WHAT YOU ARE ASKED TO DO ▸
All entries are to be copied exactly, with pictures removed.

Dataset rows for apps and sites
========================

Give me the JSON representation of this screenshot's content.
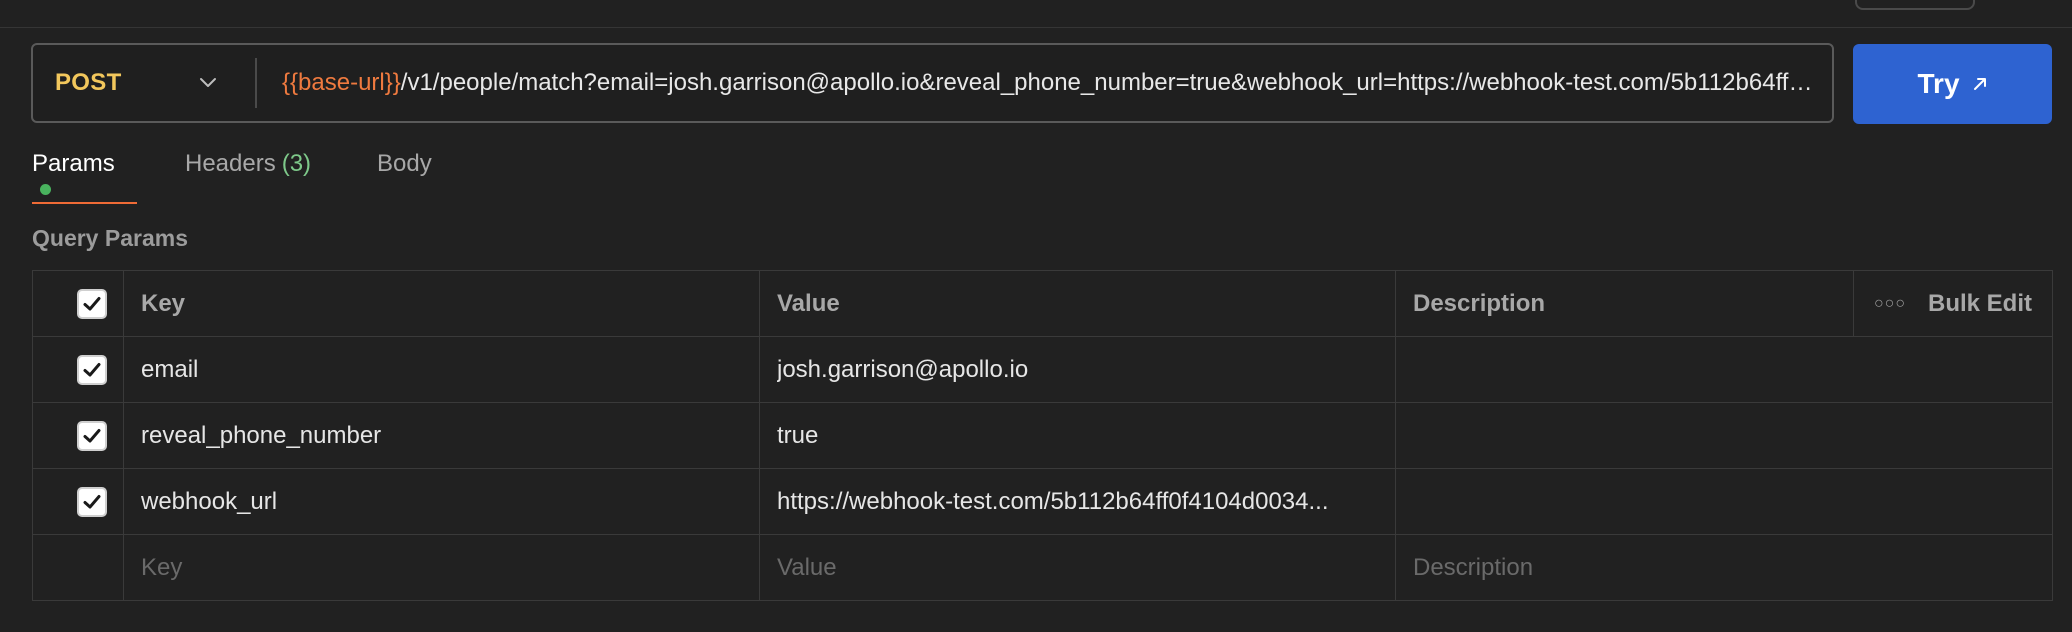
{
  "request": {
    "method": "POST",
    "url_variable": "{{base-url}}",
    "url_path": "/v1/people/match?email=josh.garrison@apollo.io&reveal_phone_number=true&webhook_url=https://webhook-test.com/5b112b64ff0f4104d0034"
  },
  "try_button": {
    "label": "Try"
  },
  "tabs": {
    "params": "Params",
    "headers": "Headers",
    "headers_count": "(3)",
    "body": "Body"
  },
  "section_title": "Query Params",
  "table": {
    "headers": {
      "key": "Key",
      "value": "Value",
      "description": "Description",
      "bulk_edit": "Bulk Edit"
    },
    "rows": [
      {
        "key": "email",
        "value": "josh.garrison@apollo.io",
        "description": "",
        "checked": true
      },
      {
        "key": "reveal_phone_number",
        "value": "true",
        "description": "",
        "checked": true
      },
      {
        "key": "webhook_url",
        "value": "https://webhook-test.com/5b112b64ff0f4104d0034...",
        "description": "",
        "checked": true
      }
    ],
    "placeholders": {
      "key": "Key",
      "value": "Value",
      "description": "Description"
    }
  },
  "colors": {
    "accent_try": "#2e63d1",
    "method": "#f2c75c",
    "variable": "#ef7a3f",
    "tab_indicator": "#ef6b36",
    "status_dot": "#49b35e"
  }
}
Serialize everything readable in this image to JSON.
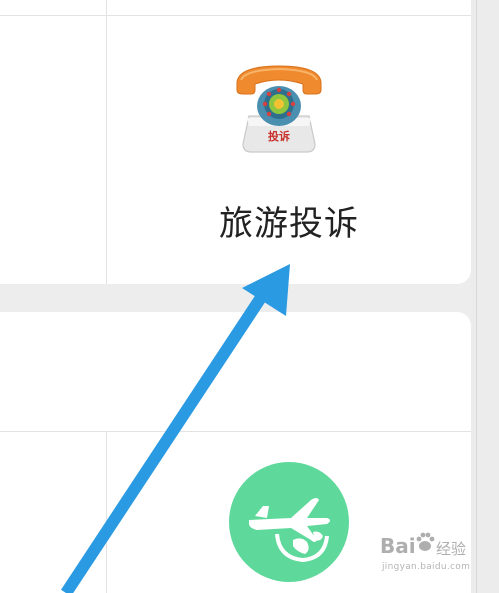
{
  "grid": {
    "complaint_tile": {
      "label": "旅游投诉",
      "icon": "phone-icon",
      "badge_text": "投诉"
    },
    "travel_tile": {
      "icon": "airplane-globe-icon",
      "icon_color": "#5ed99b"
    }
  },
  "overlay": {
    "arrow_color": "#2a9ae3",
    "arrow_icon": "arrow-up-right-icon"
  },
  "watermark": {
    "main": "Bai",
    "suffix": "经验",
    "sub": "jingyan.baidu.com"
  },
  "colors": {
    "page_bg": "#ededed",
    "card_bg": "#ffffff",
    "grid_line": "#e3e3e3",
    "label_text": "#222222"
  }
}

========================

REPLY TO THE TASK ▸
Give me the JSON representation of this screenshot's content.
{
  "request": {
    "method": "POST",
    "url_variable": "{{base-url}}",
    "url_path": "/v1/people/match?email=josh.garrison@apollo.io&reveal_phone_number=true&webhook_url=https://webhook-test.com/5b112b64ff0f4104d0034"
  },
  "try_button": {
    "label": "Try"
  },
  "tabs": {
    "params": "Params",
    "headers": "Headers",
    "headers_count": "(3)",
    "body": "Body"
  },
  "section_title": "Query Params",
  "table": {
    "headers": {
      "key": "Key",
      "value": "Value",
      "description": "Description",
      "bulk_edit": "Bulk Edit"
    },
    "rows": [
      {
        "key": "email",
        "value": "josh.garrison@apollo.io",
        "description": "",
        "checked": true
      },
      {
        "key": "reveal_phone_number",
        "value": "true",
        "description": "",
        "checked": true
      },
      {
        "key": "webhook_url",
        "value": "https://webhook-test.com/5b112b64ff0f4104d0034...",
        "description": "",
        "checked": true
      }
    ],
    "placeholders": {
      "key": "Key",
      "value": "Value",
      "description": "Description"
    }
  },
  "colors": {
    "accent_try": "#2e63d1",
    "method": "#f2c75c",
    "variable": "#ef7a3f",
    "tab_indicator": "#ef6b36",
    "status_dot": "#49b35e"
  }
}
Serialize everything readable in this image to JSON.
{
  "grid": {
    "complaint_tile": {
      "label": "旅游投诉",
      "icon": "phone-icon",
      "badge_text": "投诉"
    },
    "travel_tile": {
      "icon": "airplane-globe-icon",
      "icon_color": "#5ed99b"
    }
  },
  "overlay": {
    "arrow_color": "#2a9ae3",
    "arrow_icon": "arrow-up-right-icon"
  },
  "watermark": {
    "main": "Bai",
    "suffix": "经验",
    "sub": "jingyan.baidu.com"
  },
  "colors": {
    "page_bg": "#ededed",
    "card_bg": "#ffffff",
    "grid_line": "#e3e3e3",
    "label_text": "#222222"
  }
}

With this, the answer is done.